Q1 – Les Carr) Really pleased to hear about the politics of Open Access. Part of me wonders what you would have thought had we turned your paper into pirate only document, deleted your original from your machine. I can’t help but think that open access is broken if it sees authors only as commodities for bitstreams. I think we just skate over that completely but I would like to see some serious thinking on the politics of eresearch.
A1) As far as I can see you are recording me here. That’s fine, you can cut it up, mash it up etc. Someone once asked me to give a talk and felt weird about putting things online but that’s the price for doing something interesting. The internet creates opportunities for community, thinking differently about community. It gives us a chance to look at new forms of economic circulation and distribution. We talk about academics not using Facebook or Twitter but maybe we can have different ways of gifting and sharing in less commodified ways. That’s why I am experimenting as I am.
Q2 – Ian Stuart) I sort of have a question. Social science people take data, reexamine data and combine it and create new research.

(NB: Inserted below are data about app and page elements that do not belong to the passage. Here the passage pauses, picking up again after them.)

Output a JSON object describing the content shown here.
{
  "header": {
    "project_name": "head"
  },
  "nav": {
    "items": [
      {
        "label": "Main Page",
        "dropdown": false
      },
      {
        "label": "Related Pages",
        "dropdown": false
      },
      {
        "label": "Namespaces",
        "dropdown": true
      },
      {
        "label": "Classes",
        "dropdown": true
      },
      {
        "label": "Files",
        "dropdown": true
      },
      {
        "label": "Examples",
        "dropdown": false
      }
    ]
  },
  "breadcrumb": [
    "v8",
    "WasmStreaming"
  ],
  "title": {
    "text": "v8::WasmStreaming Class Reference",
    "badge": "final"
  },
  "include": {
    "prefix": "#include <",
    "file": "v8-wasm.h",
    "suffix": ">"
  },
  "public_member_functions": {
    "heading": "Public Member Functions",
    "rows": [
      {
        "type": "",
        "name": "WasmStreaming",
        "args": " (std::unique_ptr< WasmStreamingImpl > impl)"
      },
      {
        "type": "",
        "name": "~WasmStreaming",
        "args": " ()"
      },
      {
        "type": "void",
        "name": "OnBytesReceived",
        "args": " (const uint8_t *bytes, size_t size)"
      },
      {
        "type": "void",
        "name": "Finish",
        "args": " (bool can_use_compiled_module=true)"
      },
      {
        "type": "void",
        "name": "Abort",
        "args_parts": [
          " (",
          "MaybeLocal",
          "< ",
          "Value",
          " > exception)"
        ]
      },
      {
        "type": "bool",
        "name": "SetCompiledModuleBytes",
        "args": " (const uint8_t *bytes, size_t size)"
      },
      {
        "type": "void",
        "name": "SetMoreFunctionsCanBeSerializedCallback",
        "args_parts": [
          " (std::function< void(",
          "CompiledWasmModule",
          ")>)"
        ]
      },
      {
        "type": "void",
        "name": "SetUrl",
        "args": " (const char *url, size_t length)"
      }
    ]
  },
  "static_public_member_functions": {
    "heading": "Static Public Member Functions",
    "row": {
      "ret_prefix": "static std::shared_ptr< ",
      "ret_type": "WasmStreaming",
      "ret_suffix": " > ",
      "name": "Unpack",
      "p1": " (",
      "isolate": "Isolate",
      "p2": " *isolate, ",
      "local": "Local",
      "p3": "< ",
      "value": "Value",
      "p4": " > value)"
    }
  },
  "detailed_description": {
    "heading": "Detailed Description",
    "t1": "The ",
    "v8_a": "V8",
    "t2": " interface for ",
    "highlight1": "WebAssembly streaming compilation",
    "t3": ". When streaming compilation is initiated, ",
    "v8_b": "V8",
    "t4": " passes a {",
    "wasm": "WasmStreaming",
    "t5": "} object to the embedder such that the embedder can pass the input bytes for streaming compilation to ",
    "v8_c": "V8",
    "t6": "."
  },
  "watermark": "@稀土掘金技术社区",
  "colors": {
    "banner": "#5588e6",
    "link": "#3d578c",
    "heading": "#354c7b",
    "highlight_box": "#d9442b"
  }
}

That’s close to piracy in some ways. There is a fine line between that activity and pirating. It’s an interesting line that no-one has cleared up.
A2) Until yesterday we were probably mainly pirates – transferring our CDs to our PCs say. That may be legal now but yes, I am working on piracy and thinking about the new idea of a university. Perhaps having a pirate department. I’m sure some of you already know that 20th Century Fox was based on Fox pirating Henry Talbot’s technology and started a new studio in Los Angelos. None of us is free of piracy. But why do we pick some people and actions as authoritative, and others as piracy.
And finally we move to Martin to wrap up:
So it falls to me to sum up this year’s event for the organisers. Thank you to our sponsors the University of Edinburgh, EDINA, the DCC, OA-RJ, JISC-CETIS and particularly DevCSI.
Thanks to Stuart, Phillip, Nicola, Florance, Both Robins, Ianthe, Clare. To the weather for staying clear yesterday, our caterers, our audio visual support Blue Lizard and all at Informatics who have made us so welcome.
Enjoy the rest of your stay in Edinburgh and we look forward to seeing you next year both here and at OR2012.